Sri Lanka put on a strong if not flawless performance, with Dilshan’s one-man homage to the number 4 – 144 runs with the bat (including 16, or 4 squared, 4s), and 4 for 4 with the ball ‒ making the Man of the Match adjudication process as straightforward as awarding a Fastest Man certificate in a contest between Usain Bolt, Inzamam-ul-Haq and Miley Cyrus.

I took my two young children to yesterday’s game, for their first experience of live cricket. As I wrote recently, the first match I ever went to was the legendary India v Zimbabwe game at Tunbridge Wells in 1983. That day, Zimbabwe had their more illustrious opponents reeling like a drunken roll of sewing thread trying to project a cine film about fishing at a traditional Scottish dancing contest, at 17 for 5. My children, at their first ever cricket match, also saw Zimbabwe rip through an Asian giant’s top order, taking 6 for 26 in 21 balls. The only, but crucial, difference was that on this occasion, they had shipped 282 more runs and bowled 266 more balls before taking the first of those wickets than their predecessors had done 28 years ago. Upon such slender threads…

Sri Lanka, then, have duly inked in their place in the quarter-final line-up, albeit that the ink was barely discernible over the extremely heavy pencil in which the quarter-final line-up had been written ever since the draw was made. There has been enough good cricket and spectacular individual performances to camouflage the weaknesses of this World Cup’s format, shortcomings so glaring they can be seen with the naked eye from space.

However, three weeks into the tournament, Australia have faced 84 overs of bowling, India have played only one of the world’s top-8 ranked teams, and there have arguably been only two “must-win” games, both featuring Bangladesh and one of which was done, dusted and plonked on a plinth of embarrassment within an hour-an-a-half of ineptitude. There have been some “would-quite-like-to-win” games, some “would-be-quite-embarrassing-to-lose” games, and some “could-not-possibly-fail-to-win-without-a-superhuman-effort” games.

Bangladesh face an “absolutely must-win” showdown with England in Chittagong today. I hope they score more than 58.


● There has been much talk of the wickets in this tournament being too favourable towards batsmen, particularly those in India. I am becoming slightly concerned that, as a spectator, I myself am too batsman-friendly. I have been to eight matches, and seen ten centuries. In the other 18 matches, there have been just three hundreds, all by Test players against Minnows.

Whilst it is always a delight to watch a great batsman unfurling the full majesty of his art, as Tendulkar did against England, or an eruption of match-winning powerclouting, such as those given to the cricket world by O’Brien and Taylor, the great game needs a fair balance between bat and ball. The evidence of this tournament suggests that me watching games is as much a problem for cricket as the pudding pitches so prevalent in modern cricket with as much in them for bowlers as there is for crown green bowls fans in the opening scene of Saving Private Ryan.

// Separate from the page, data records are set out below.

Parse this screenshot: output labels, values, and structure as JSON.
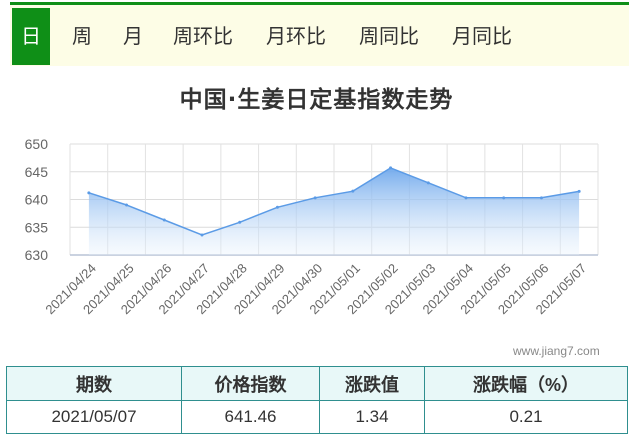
{
  "tabs": [
    {
      "label": "日",
      "active": true
    },
    {
      "label": "周",
      "active": false
    },
    {
      "label": "月",
      "active": false
    },
    {
      "label": "周环比",
      "active": false
    },
    {
      "label": "月环比",
      "active": false
    },
    {
      "label": "周同比",
      "active": false
    },
    {
      "label": "月同比",
      "active": false
    }
  ],
  "colors": {
    "tab_active": "#0f8f17",
    "tabbar_bg": "#fdfde6",
    "area_top": "#6fa8ec",
    "line": "#5b9be6",
    "table_border": "#2f8f8f"
  },
  "watermark": "www.jiang7.com",
  "chart_data": {
    "type": "area",
    "title": "中国·生姜日定基指数走势",
    "categories": [
      "2021/04/24",
      "2021/04/25",
      "2021/04/26",
      "2021/04/27",
      "2021/04/28",
      "2021/04/29",
      "2021/04/30",
      "2021/05/01",
      "2021/05/02",
      "2021/05/03",
      "2021/05/04",
      "2021/05/05",
      "2021/05/06",
      "2021/05/07"
    ],
    "series": [
      {
        "values": [
          641.2,
          639.0,
          636.3,
          633.6,
          635.9,
          638.6,
          640.3,
          641.5,
          645.7,
          643.0,
          640.3,
          640.3,
          640.3,
          641.46
        ]
      }
    ],
    "ylim": [
      630,
      650
    ],
    "yticks": [
      630,
      635,
      640,
      645,
      650
    ],
    "xlabel": "",
    "ylabel": "",
    "grid": true
  },
  "table": {
    "headers": [
      "期数",
      "价格指数",
      "涨跌值",
      "涨跌幅（%）"
    ],
    "rows": [
      [
        "2021/05/07",
        "641.46",
        "1.34",
        "0.21"
      ]
    ]
  }
}
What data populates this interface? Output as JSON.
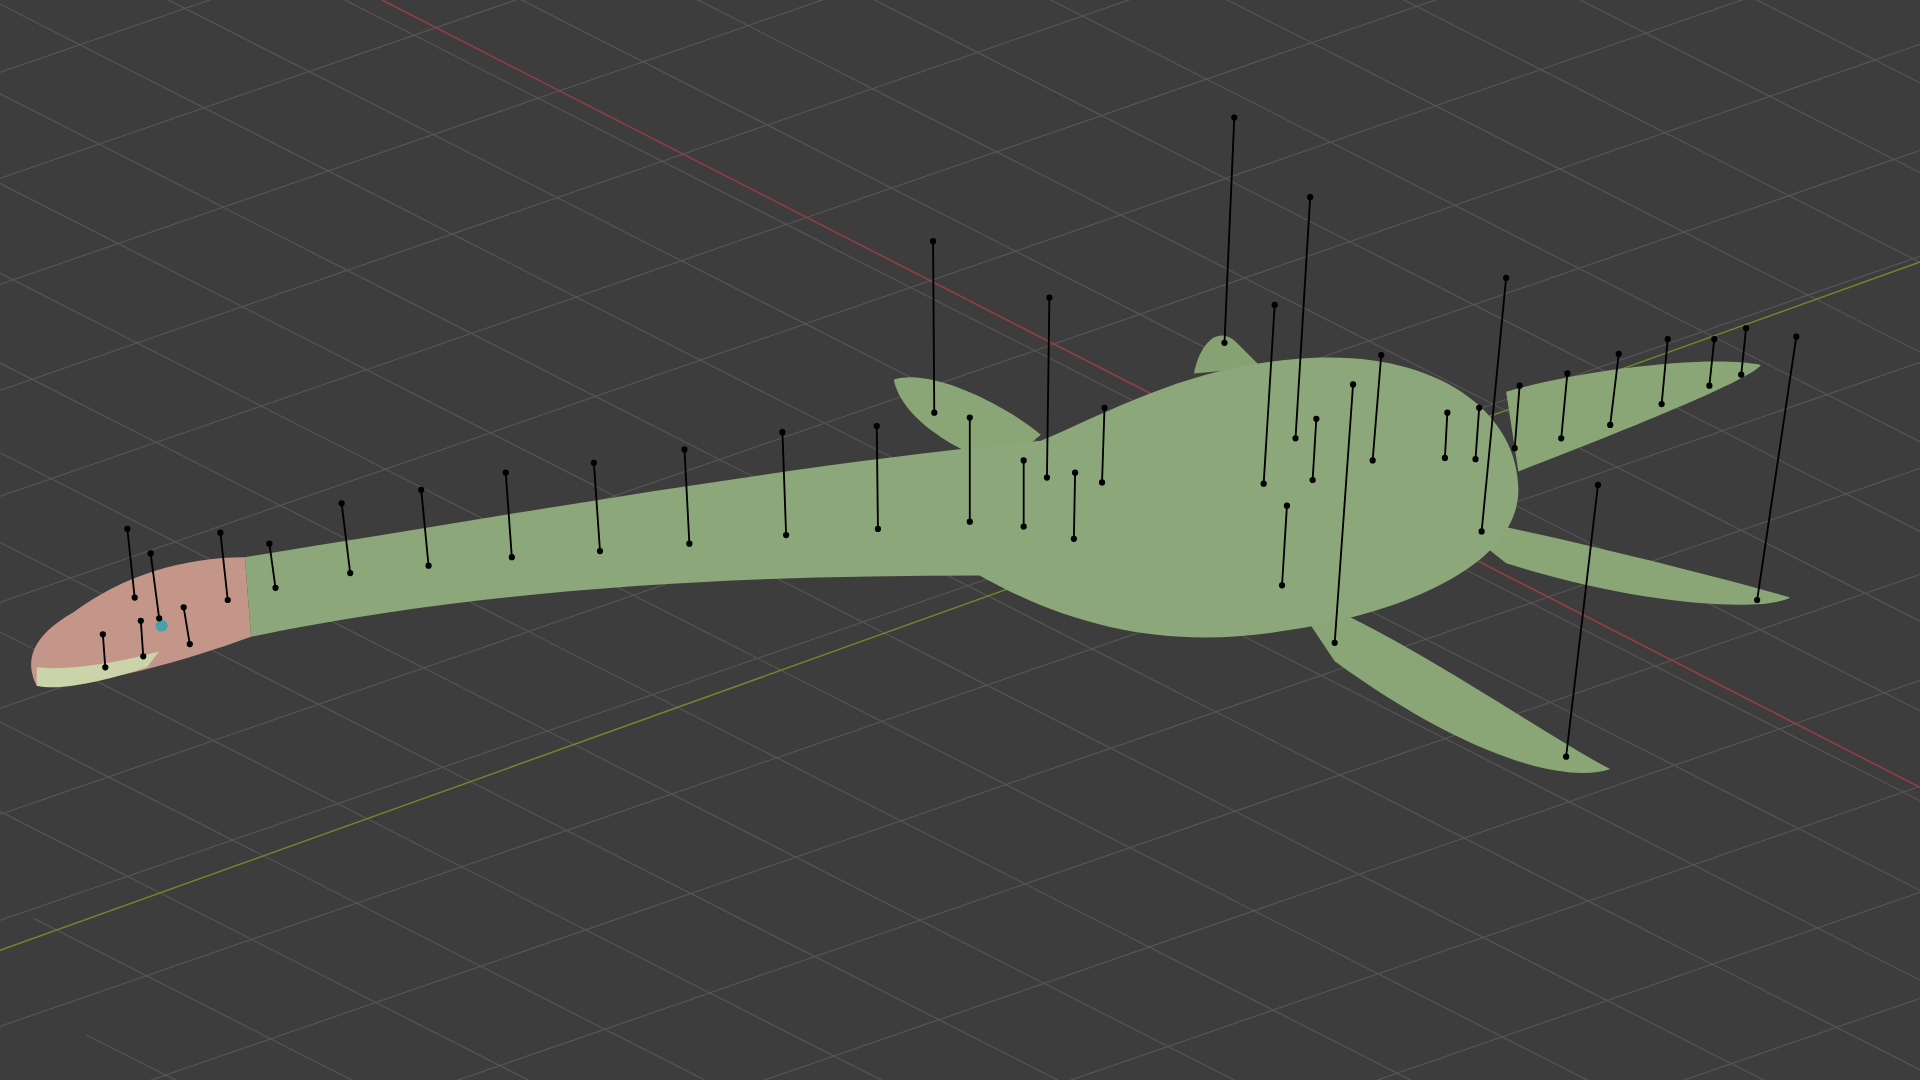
{
  "viewport": {
    "show_grid": true,
    "show_axes": true,
    "show_model": true
  }
}
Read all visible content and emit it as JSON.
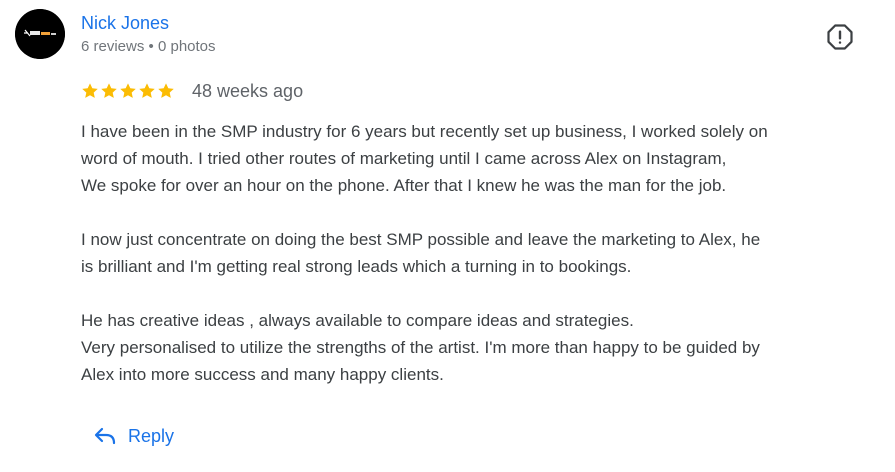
{
  "reviewer": {
    "name": "Nick Jones",
    "reviews_count": "6 reviews",
    "separator": "•",
    "photos_count": "0 photos",
    "avatar_icon": "brand-logo"
  },
  "rating": {
    "stars": 5,
    "max_stars": 5,
    "time_ago": "48 weeks ago"
  },
  "review": {
    "paragraphs": [
      [
        "I have been in the SMP industry for 6 years but recently set up business, I worked solely on",
        "word of mouth. I tried other routes of marketing until I came across Alex on Instagram,",
        "We spoke for over an hour on the phone. After that I knew he was the man for the job."
      ],
      [
        "I now just concentrate on doing the best SMP possible and leave the marketing to Alex, he",
        "is brilliant and I'm getting real strong leads which a turning in to bookings."
      ],
      [
        "He has creative ideas , always available to compare ideas and strategies.",
        "Very personalised to utilize the strengths of the artist. I'm more than happy to be guided by",
        "Alex into more success and many happy clients."
      ]
    ]
  },
  "actions": {
    "reply_label": "Reply",
    "reply_icon": "reply-arrow-icon",
    "report_icon": "report-icon"
  },
  "colors": {
    "link_blue": "#1a73e8",
    "star_gold": "#fbbc04",
    "text": "#3c4043",
    "muted": "#70757a"
  }
}
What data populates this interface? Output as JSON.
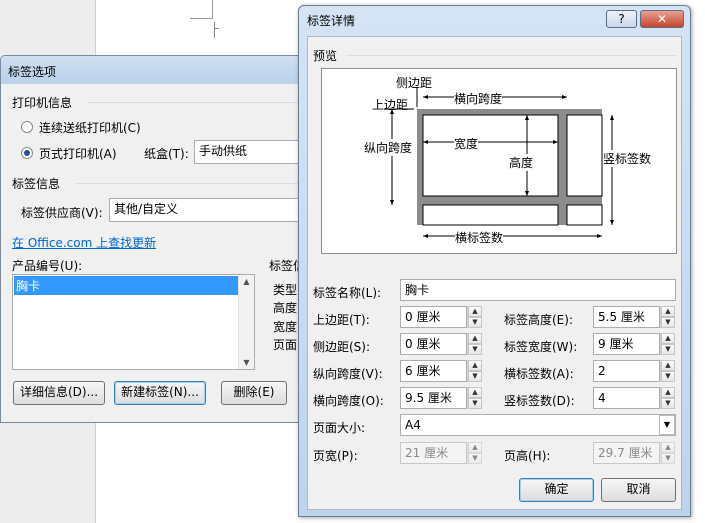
{
  "label_options": {
    "title": "标签选项",
    "printer_info_title": "打印机信息",
    "continuous_radio": "连续送纸打印机(C)",
    "page_radio": "页式打印机(A)",
    "tray_label": "纸盒(T):",
    "tray_value": "手动供纸",
    "label_info_title": "标签信息",
    "vendor_label": "标签供应商(V):",
    "vendor_value": "其他/自定义",
    "office_link": "在 Office.com 上查找更新",
    "product_label": "产品编号(U):",
    "product_items": [
      "胸卡"
    ],
    "label_info_partial": "标签信",
    "info_rows": [
      "类型:",
      "高度:",
      "宽度:",
      "页面"
    ],
    "details_button": "详细信息(D)...",
    "new_label_button": "新建标签(N)...",
    "delete_button": "删除(E)"
  },
  "label_details": {
    "title": "标签详情",
    "help_button": "?",
    "close_button": "✕",
    "preview_title": "预览",
    "preview": {
      "side_margin": "侧边距",
      "top_margin": "上边距",
      "horizontal_pitch": "横向跨度",
      "vertical_pitch": "纵向跨度",
      "width": "宽度",
      "height": "高度",
      "number_down": "竖标签数",
      "number_across": "横标签数"
    },
    "label_name_label": "标签名称(L):",
    "label_name_value": "胸卡",
    "fields": [
      {
        "label": "上边距(T):",
        "value": "0 厘米",
        "disabled": false
      },
      {
        "label": "侧边距(S):",
        "value": "0 厘米",
        "disabled": false
      },
      {
        "label": "纵向跨度(V):",
        "value": "6 厘米",
        "disabled": false
      },
      {
        "label": "横向跨度(O):",
        "value": "9.5 厘米",
        "disabled": false
      }
    ],
    "fields_right": [
      {
        "label": "标签高度(E):",
        "value": "5.5 厘米"
      },
      {
        "label": "标签宽度(W):",
        "value": "9 厘米"
      },
      {
        "label": "横标签数(A):",
        "value": "2"
      },
      {
        "label": "竖标签数(D):",
        "value": "4"
      }
    ],
    "page_size_label": "页面大小:",
    "page_size_value": "A4",
    "page_width_label": "页宽(P):",
    "page_width_value": "21 厘米",
    "page_height_label": "页高(H):",
    "page_height_value": "29.7 厘米",
    "ok_button": "确定",
    "cancel_button": "取消"
  }
}
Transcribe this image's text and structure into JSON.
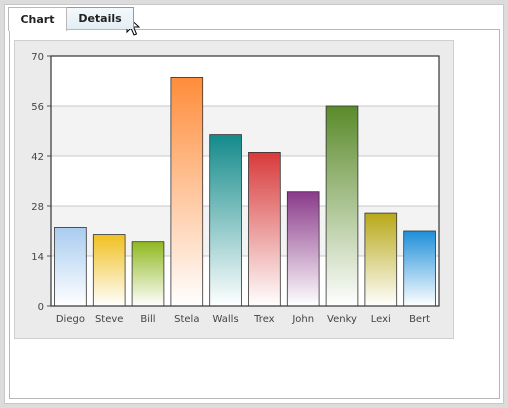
{
  "tabs": [
    {
      "label": "Chart",
      "active": true
    },
    {
      "label": "Details",
      "active": false
    }
  ],
  "chart_data": {
    "type": "bar",
    "categories": [
      "Diego",
      "Steve",
      "Bill",
      "Stela",
      "Walls",
      "Trex",
      "John",
      "Venky",
      "Lexi",
      "Bert"
    ],
    "values": [
      22,
      20,
      18,
      64,
      48,
      43,
      32,
      56,
      26,
      21
    ],
    "ylim": [
      0,
      70
    ],
    "yticks": [
      "0",
      "14",
      "28",
      "42",
      "56",
      "70"
    ],
    "grid": true,
    "colors": [
      "#a9ccf0",
      "#f0c020",
      "#90b820",
      "#ff8c3a",
      "#138a8a",
      "#d83a3a",
      "#8a3a8a",
      "#5a8a2a",
      "#b8a818",
      "#1e8fd8"
    ]
  }
}
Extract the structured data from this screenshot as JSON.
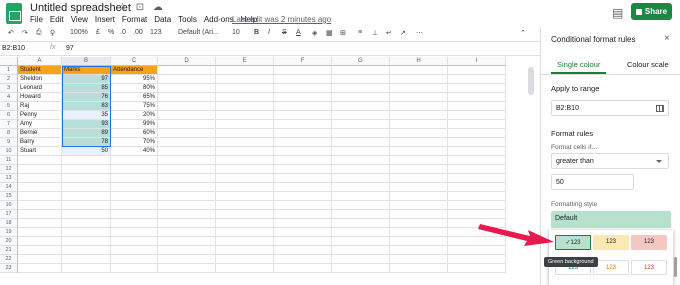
{
  "doc": {
    "title": "Untitled spreadsheet",
    "title_icons": "☆ ⊡ ☁",
    "last_edit": "Last edit was 2 minutes ago",
    "share_label": "Share"
  },
  "menu": [
    "File",
    "Edit",
    "View",
    "Insert",
    "Format",
    "Data",
    "Tools",
    "Add-ons",
    "Help"
  ],
  "toolbar": {
    "undo": "↶",
    "redo": "↷",
    "print": "⎙",
    "paint": "⚲",
    "zoom": "100%",
    "currency": "£",
    "percent": "%",
    "dec_less": ".0",
    "dec_more": ".00",
    "format_more": "123",
    "font": "Default (Ari...",
    "font_size": "10",
    "bold": "B",
    "italic": "I",
    "strike": "S",
    "text_color": "A",
    "more": "⋯"
  },
  "formula_bar": {
    "name_box": "B2:B10",
    "fx": "fx",
    "value": "97"
  },
  "grid": {
    "columns": [
      "A",
      "B",
      "C",
      "D",
      "E",
      "F",
      "G",
      "H",
      "I"
    ],
    "rows": [
      "1",
      "2",
      "3",
      "4",
      "5",
      "6",
      "7",
      "8",
      "9",
      "10",
      "11",
      "12",
      "13",
      "14",
      "15",
      "16",
      "17",
      "18",
      "19",
      "20",
      "21",
      "22",
      "23"
    ],
    "header": [
      "Student",
      "Marks",
      "Attendance"
    ],
    "data": [
      {
        "student": "Sheldon",
        "marks": "97",
        "attendance": "95%"
      },
      {
        "student": "Leonard",
        "marks": "85",
        "attendance": "80%"
      },
      {
        "student": "Howard",
        "marks": "76",
        "attendance": "65%"
      },
      {
        "student": "Raj",
        "marks": "83",
        "attendance": "75%"
      },
      {
        "student": "Penny",
        "marks": "35",
        "attendance": "20%"
      },
      {
        "student": "Amy",
        "marks": "93",
        "attendance": "99%"
      },
      {
        "student": "Bernie",
        "marks": "89",
        "attendance": "60%"
      },
      {
        "student": "Barry",
        "marks": "78",
        "attendance": "70%"
      },
      {
        "student": "Stuart",
        "marks": "50",
        "attendance": "40%"
      }
    ]
  },
  "sidebar": {
    "title": "Conditional format rules",
    "close": "×",
    "tabs": [
      "Single colour",
      "Colour scale"
    ],
    "apply_label": "Apply to range",
    "range": "B2:B10",
    "rules_label": "Format rules",
    "format_if_label": "Format cells if…",
    "condition": "greater than",
    "value": "50",
    "style_label": "Formatting style",
    "default_label": "Default",
    "swatches": [
      {
        "label": "✓123",
        "bg": "#b7e1cd",
        "fg": "#202124"
      },
      {
        "label": "123",
        "bg": "#fce8b2",
        "fg": "#202124"
      },
      {
        "label": "123",
        "bg": "#f4c7c3",
        "fg": "#202124"
      },
      {
        "label": "123",
        "bg": "#ffffff",
        "fg": "#188038"
      },
      {
        "label": "123",
        "bg": "#ffffff",
        "fg": "#e37400"
      },
      {
        "label": "123",
        "bg": "#ffffff",
        "fg": "#d93025"
      }
    ],
    "tooltip": "Green background"
  },
  "colors": {
    "header_orange": "#f6a21a",
    "green_fill": "#b7ded8",
    "share_green": "#1a8744",
    "arrow_red": "#e8194f"
  }
}
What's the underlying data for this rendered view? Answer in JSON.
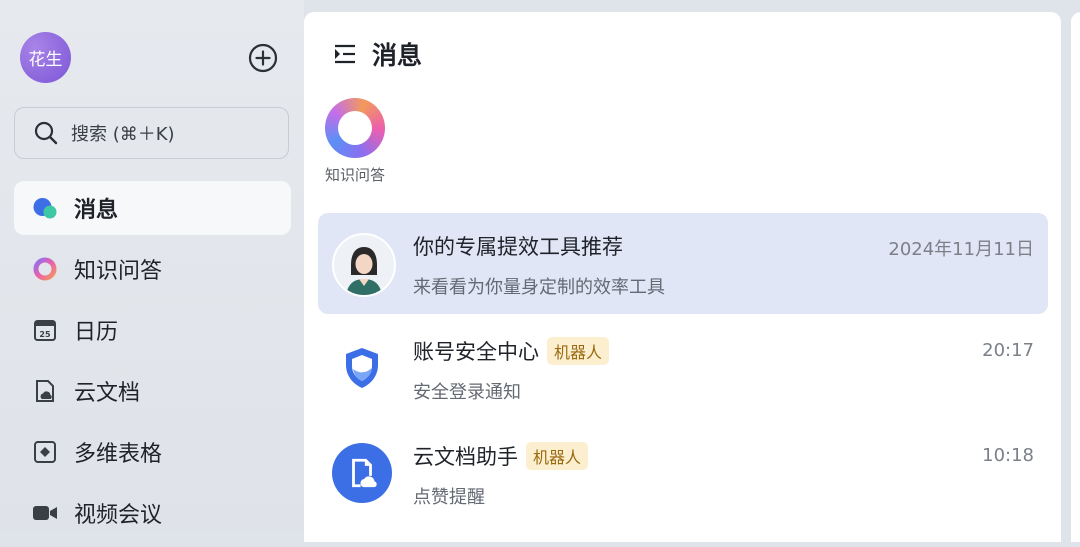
{
  "user": {
    "avatar_text": "花生"
  },
  "search": {
    "placeholder": "搜索 (⌘＋K)"
  },
  "sidebar": {
    "items": [
      {
        "label": "消息",
        "icon": "chat-bubble-icon",
        "active": true
      },
      {
        "label": "知识问答",
        "icon": "knowledge-ring-icon"
      },
      {
        "label": "日历",
        "icon": "calendar-icon"
      },
      {
        "label": "云文档",
        "icon": "cloud-doc-icon"
      },
      {
        "label": "多维表格",
        "icon": "base-table-icon"
      },
      {
        "label": "视频会议",
        "icon": "video-camera-icon"
      }
    ]
  },
  "main": {
    "title": "消息",
    "pinned": {
      "label": "知识问答"
    },
    "messages": [
      {
        "name": "你的专属提效工具推荐",
        "preview": "来看看为你量身定制的效率工具",
        "time": "2024年11月11日",
        "badge": ""
      },
      {
        "name": "账号安全中心",
        "preview": "安全登录通知",
        "time": "20:17",
        "badge": "机器人"
      },
      {
        "name": "云文档助手",
        "preview": "点赞提醒",
        "time": "10:18",
        "badge": "机器人"
      }
    ]
  },
  "colors": {
    "accent": "#3c6ee6",
    "selected_row": "#e0e6f5",
    "badge_bg": "#fcefd0",
    "badge_text": "#9a6a10"
  }
}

● My children had gone back the hotel for bedtime by the time Sangakkara took a fantastic one-handed catch to dismiss Taibu, to partially redress the wicketkeeping balance on a ground which had been defiled two days earlier by Kamran. On current form, Kamran could not have caught the plague in a medieval rat hospital. I doubt the adoration for him in his hometown of Lahore can currently match that garlanded onto Murali as he bade his international farewell to his home public.

Andy Zaltzman is a stand-up comedian, a regular on the BBC Radio 4, and a writer